Thanks to Paul Stadnik, RF engineering manager at implant maker Biotronik, for passing on to me a milestone standards makers hit this summer for this technology. The TG30 group responsible for medical standards under the European Telecommunications Standards Institute ratified in July a new low power, low duty cycle protocol for the Medical Implant Communications Services band blessing this use in the 402-405 MHz MICS band.
The standard is used to let implants communicate status information typical once a day with a home monitoring system. The FCC is studying a similar standard. To date it only recognizes this use in the 401 and 406 MHz MICS sidebands, but a ruling aligning US rules with those in Europe could come any day.
Meanwhile TG30 has started a two-year effort to identify new spectrum needs for implants that need more than the 100 Kbits/s or so you can get with MICS and fancy modulation schemes.
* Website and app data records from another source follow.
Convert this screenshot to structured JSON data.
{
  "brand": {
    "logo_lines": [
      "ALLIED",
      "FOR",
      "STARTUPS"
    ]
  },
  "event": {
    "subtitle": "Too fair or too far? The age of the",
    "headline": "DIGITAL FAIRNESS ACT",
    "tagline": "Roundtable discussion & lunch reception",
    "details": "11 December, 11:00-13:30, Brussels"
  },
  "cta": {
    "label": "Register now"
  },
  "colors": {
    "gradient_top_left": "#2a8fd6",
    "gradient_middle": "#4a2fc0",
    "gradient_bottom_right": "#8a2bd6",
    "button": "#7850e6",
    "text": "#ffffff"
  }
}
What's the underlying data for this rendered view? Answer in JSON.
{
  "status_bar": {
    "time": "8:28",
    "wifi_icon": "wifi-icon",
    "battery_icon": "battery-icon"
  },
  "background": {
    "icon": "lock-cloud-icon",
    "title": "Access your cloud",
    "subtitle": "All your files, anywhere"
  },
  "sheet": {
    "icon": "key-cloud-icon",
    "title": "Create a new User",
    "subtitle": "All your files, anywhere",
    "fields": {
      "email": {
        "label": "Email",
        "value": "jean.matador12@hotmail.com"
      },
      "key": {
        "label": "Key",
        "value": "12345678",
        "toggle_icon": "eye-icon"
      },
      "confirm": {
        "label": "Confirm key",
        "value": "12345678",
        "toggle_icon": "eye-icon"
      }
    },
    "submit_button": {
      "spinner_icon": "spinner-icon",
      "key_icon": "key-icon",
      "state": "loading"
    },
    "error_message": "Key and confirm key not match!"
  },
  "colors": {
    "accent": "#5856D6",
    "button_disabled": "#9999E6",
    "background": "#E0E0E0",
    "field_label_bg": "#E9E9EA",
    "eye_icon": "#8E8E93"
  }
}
Brain implants that capture signals and transmit them wirelessly to controllers for artificial limbs are one of the chief applications for a broadband implant standard.